Problem to solve: Your task is to copy every line below that contains the word "value".

Information shown:
────────

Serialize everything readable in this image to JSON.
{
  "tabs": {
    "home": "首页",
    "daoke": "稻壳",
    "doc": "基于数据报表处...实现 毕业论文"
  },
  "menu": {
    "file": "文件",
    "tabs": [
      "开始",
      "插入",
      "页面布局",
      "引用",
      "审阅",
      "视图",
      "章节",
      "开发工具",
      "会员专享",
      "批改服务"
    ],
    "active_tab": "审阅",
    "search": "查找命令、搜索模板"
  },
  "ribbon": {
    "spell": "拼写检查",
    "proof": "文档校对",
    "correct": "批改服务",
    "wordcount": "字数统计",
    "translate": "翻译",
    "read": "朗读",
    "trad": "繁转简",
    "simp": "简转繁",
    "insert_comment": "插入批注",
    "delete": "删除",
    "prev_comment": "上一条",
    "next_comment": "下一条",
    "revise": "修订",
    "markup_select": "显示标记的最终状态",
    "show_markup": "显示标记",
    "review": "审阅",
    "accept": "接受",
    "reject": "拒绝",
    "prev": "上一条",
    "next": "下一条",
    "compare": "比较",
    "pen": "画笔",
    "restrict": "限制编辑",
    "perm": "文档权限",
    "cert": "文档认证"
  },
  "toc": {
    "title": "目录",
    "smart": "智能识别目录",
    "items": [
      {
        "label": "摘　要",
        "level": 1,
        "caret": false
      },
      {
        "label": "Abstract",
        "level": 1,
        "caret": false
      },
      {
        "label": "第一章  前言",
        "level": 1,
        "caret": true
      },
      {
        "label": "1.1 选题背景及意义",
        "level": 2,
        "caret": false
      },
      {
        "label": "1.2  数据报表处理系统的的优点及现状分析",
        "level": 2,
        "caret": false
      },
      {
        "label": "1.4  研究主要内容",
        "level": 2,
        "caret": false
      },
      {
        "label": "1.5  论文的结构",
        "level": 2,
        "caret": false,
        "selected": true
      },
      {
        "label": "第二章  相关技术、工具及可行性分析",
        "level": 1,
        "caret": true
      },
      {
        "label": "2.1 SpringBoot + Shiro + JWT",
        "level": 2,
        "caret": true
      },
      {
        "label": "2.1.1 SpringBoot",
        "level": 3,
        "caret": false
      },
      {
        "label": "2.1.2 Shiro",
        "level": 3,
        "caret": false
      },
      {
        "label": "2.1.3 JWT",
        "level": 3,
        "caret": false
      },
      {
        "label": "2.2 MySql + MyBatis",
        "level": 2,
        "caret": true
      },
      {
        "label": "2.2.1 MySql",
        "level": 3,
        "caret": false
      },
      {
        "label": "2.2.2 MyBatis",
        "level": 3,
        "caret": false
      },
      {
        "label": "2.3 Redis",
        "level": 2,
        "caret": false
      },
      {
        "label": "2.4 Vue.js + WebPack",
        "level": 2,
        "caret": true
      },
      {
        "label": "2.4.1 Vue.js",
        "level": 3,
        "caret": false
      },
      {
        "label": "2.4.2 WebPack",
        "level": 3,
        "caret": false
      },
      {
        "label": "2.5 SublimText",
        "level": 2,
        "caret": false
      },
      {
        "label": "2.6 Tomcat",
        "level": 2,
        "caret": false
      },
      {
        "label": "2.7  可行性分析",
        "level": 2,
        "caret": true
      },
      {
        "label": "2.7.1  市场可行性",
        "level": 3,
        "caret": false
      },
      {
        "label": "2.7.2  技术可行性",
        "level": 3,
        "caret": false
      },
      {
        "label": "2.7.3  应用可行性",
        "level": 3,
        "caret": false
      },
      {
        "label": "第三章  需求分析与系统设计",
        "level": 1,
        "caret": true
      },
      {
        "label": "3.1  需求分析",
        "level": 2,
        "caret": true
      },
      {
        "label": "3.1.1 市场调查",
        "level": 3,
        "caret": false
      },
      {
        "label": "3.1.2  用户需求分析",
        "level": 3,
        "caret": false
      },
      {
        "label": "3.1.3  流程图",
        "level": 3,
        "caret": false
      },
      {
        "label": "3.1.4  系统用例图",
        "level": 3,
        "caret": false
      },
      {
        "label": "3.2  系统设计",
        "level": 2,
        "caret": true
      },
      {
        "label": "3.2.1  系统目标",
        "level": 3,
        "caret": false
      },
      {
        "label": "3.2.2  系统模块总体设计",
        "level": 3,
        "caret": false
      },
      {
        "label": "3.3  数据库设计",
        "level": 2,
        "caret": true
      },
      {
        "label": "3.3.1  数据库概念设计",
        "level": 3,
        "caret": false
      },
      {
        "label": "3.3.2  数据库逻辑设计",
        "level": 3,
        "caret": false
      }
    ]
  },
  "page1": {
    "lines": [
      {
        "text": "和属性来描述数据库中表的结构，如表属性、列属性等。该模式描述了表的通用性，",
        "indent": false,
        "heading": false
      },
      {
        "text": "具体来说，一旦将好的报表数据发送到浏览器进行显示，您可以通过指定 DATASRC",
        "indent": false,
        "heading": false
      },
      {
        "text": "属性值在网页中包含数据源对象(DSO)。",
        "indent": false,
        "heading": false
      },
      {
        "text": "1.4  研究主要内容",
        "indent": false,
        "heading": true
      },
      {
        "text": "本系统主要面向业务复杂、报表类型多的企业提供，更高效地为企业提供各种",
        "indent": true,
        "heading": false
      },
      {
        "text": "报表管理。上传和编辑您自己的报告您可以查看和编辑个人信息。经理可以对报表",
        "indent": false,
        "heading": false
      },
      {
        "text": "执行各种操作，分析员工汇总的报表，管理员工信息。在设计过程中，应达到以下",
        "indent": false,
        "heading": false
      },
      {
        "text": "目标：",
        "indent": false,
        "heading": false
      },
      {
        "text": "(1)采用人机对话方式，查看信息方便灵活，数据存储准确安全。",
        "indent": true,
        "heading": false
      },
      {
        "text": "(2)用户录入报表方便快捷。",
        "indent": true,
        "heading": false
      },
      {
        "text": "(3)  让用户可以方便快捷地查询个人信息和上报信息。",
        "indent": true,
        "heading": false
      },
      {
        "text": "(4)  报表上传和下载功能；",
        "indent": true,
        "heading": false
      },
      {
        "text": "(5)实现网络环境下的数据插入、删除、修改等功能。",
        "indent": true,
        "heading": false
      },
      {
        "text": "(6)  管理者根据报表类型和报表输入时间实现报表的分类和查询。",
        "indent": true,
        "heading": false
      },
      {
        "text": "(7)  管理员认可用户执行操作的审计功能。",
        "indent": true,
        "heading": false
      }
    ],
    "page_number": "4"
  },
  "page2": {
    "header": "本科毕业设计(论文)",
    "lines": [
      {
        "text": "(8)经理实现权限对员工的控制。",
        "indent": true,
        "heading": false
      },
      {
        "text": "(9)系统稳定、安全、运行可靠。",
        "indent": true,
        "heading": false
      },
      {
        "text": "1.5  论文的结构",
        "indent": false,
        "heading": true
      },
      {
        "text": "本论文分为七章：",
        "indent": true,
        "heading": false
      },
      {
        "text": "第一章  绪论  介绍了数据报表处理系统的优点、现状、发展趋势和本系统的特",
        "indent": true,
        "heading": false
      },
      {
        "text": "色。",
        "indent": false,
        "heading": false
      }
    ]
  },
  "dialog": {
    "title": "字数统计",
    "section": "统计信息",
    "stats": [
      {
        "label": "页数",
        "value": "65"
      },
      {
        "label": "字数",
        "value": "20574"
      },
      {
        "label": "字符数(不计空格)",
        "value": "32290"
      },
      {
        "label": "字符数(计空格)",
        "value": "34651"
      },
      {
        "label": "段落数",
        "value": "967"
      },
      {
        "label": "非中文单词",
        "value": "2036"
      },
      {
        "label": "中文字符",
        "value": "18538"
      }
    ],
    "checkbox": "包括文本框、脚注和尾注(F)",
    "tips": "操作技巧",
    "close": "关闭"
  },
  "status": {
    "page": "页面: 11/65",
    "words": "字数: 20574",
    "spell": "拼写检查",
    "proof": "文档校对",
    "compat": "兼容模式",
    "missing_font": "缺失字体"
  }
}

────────

Answer box:
        "value": "65"
        "value": "20574"
        "value": "32290"
        "value": "34651"
        "value": "967"
        "value": "2036"
        "value": "18538"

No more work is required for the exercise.